WASHINGTON — My maternal grandparents were not "cool." They may have been the least cool people on Earth. They were from the Old Country, and all their clothes seemed to have been hand-sewn from brocaded Latvian draperies. At dinner, they tucked their napkins into their collars. Things got even worse when they spoke: It's simply impossible for anyone to sound cool with a Yiddish inflection. Even Samuel L. Jackson wouldn't be able to pull that off: "Enough already with these farshtinkeneh snakes on this fershlugginer plane!"
My grandparents' terminology was always a generation or two behind technology. They kept food in the "icebox," they "listened" to TV, and they wished I would stop playing that farkakte rock 'n' roll on the "Victrola."

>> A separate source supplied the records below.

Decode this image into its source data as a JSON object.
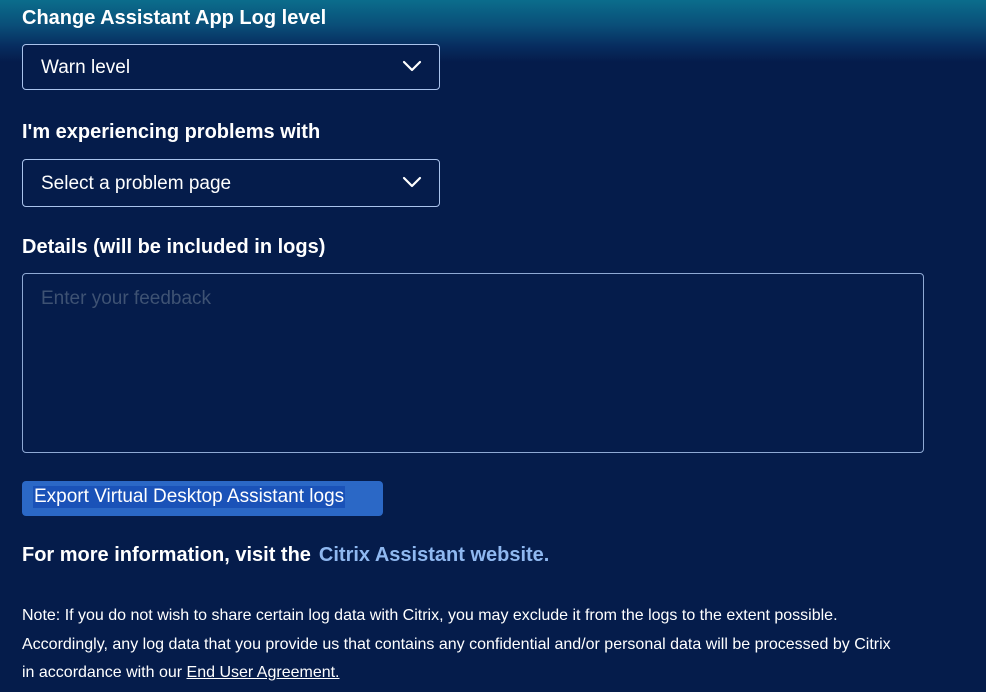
{
  "log_level": {
    "label": "Change Assistant App Log level",
    "selected": "Warn level"
  },
  "problem": {
    "label": "I'm experiencing problems with",
    "selected": "Select a problem page"
  },
  "details": {
    "label": "Details (will be included in logs)",
    "placeholder": "Enter your feedback"
  },
  "export_button": {
    "label": "Export Virtual Desktop Assistant logs"
  },
  "more_info": {
    "text": "For more information, visit the",
    "link": "Citrix Assistant website."
  },
  "note": {
    "line1": "Note: If you do not wish to share certain log data with Citrix, you may exclude it from the logs to the extent possible.",
    "line2": "Accordingly, any log data that you provide us that contains any confidential and/or personal data will be processed by Citrix",
    "line3_prefix": "in accordance with our ",
    "eula_link": "End User Agreement."
  },
  "icons": {
    "dropdown": "chevron-down-icon"
  },
  "colors": {
    "background": "#051c4b",
    "accent_button": "#2b68c6",
    "link": "#8fb8f0"
  }
}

Most comically of all, they called our car "the machine," as in, "Are you going to walk or take the machine?" This was a source of enormous amusement to the preteen me, and so it stopped me cold the other day when I heard myself telling my wife, "I'll be off the machine in a minute." I meant my computer.
I decided, right there, that my New Year's resolution is to finally de-geezerize my own speech.
It's not going to be easy. My brain is obsolete: One morning my daughter and I arrived at my car, in which we found her cell phone. She had left it there overnight. Concerned that the phone might be out of juice, I asked her: "Is it still wound up?" She started laughing, and then so did I, and in a few seconds we had to pull over for reasons of safety.
To me, anything containing recorded data is a "tape." CDs are tapes, and DVDs are tapes, and when you TiVo something you are "taping" it, and an important reporting tool is a "tape recorder," even though all of these things have been digital for a decade. In terms of state-of-the-art language, "tape" is pretty much in "horseless carriage" territory. I don't know the difference between a "server" and a "browser." When I hear either term discussed knowledgeably, I am filled with secret shame and an urge to flee, like an illiterate confronting a restaurant menu.
And so we come to my New Year's resolution. I vowed to turn over a new leaf, or, in hipper terminology, to recall myself and roll out a version 2.0. Which led me to do some research for this column, which is how I learned some things about my grandfather — the boring, brocaded drapery guy with the napkin at his neck — that I didn't know before.
I was young when he died. I'd known he'd been an immigration lawyer in New York, but my mom didn't tell me much more. After he died, she destroyed his papers at his request. Some recently archived online documents filled in the blanks.
It turns out he was an associate of Clarence Darrow and a go-to guy for America's anarchists of the early 1920s, a reviled minority targeted by government witch hunts. He advised Emma Goldman, the firebrand feminist and free-love advocate who championed the rights of the industrially oppressed and served prison sentences for inciting riots and plotting the political assassination of a ruthless plutocrat. My grandfather once risked censure from a congressional committee to help accused communists stage a hunger strike at Ellis Island. In a magazine interview, a famous Italian anarchist revealed that when he had to put in safekeeping some photographs that might have gotten his confederates, um, executed, he smuggled them to the only man he could trust . . . my grandpa. One source says that my grandfather had so exasperated J. Edgar Hoover that Hoover made him the first member of an unofficial "enemies list."
Whatever else he was, Grandpa wasn't a fuddy-duddy. He was about as uncool as Che Guevara. It turns out, if you can't talk the talk, you can still walk the walk. And to think, I learned it all on the machine.
Gene Weingarten can be reached at firstname.lastname@example.org. You can chat with him online at noon Tuesdays at www.washingtonpost.com.